In his Letter from a Birmingham Jail, Martin Luther King Jr. makes a profound statement about the urge for freedom that necessarily comes to any oppressed people:
Oppressed people cannot remain oppressed forever. The urge for freedom will eventually come. This is what happened to the American Negro. Something within has reminded him of his birthright of freedom; something without has reminded him that he can gain it. Consciously and unconsciously, he has been swept in by what the Germans call the Zeitgeist, and with his black brothers of Africa, and his brown and yellow brothers of Asia, South America, and the Caribbean, he is moving with a sense of cosmic urgency toward the promised land of racial justice.
People under oppression are of course held there by multiple forces, external as well as internal. Often the internal motivation to overcome the powers of oppression comes from some change in external factors, a “something without” that awakens hope and confidence against the oppressive forces. When the social conditions are altered or exposed, entire communities, even countries, can be changed.

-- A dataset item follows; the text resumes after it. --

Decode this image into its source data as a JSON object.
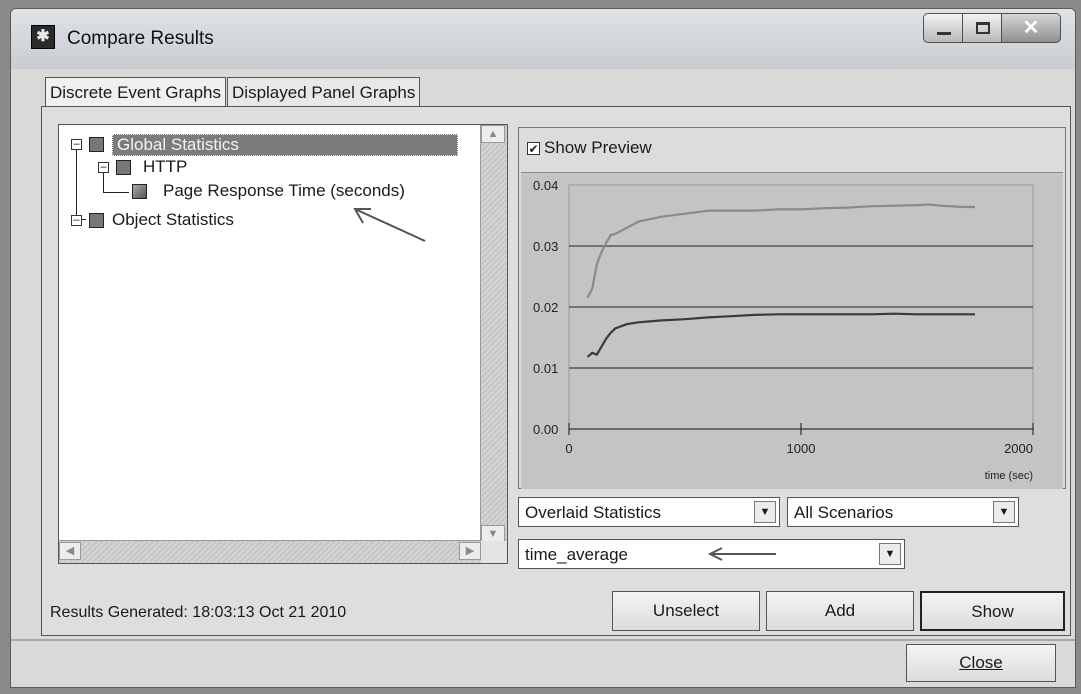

One of the most profound stories of creating this kind of social change is that of Bill Strickland, whose vision for both parents and children lost in the fall of the industrial era has renewed hope for at least one entire community. Combined with the transformative power of education, Strickland’s “slideshow” has grown into a movement for resurrecting life from the death-grip of oppression.
Strickland tells his story in more detailed narrative in Make the Impossible Possible, on the last page of which he offers this bit of world-changing wisdom:
The best way to live your life is with the assumption that your purpose on the planet is to strive, in some way appropriate to your means and your talents, to make a difference. To save, in essence, a little part of the world. An impossible notion? Perhaps. But an impossible notion is just an idea no one has had the guts to try.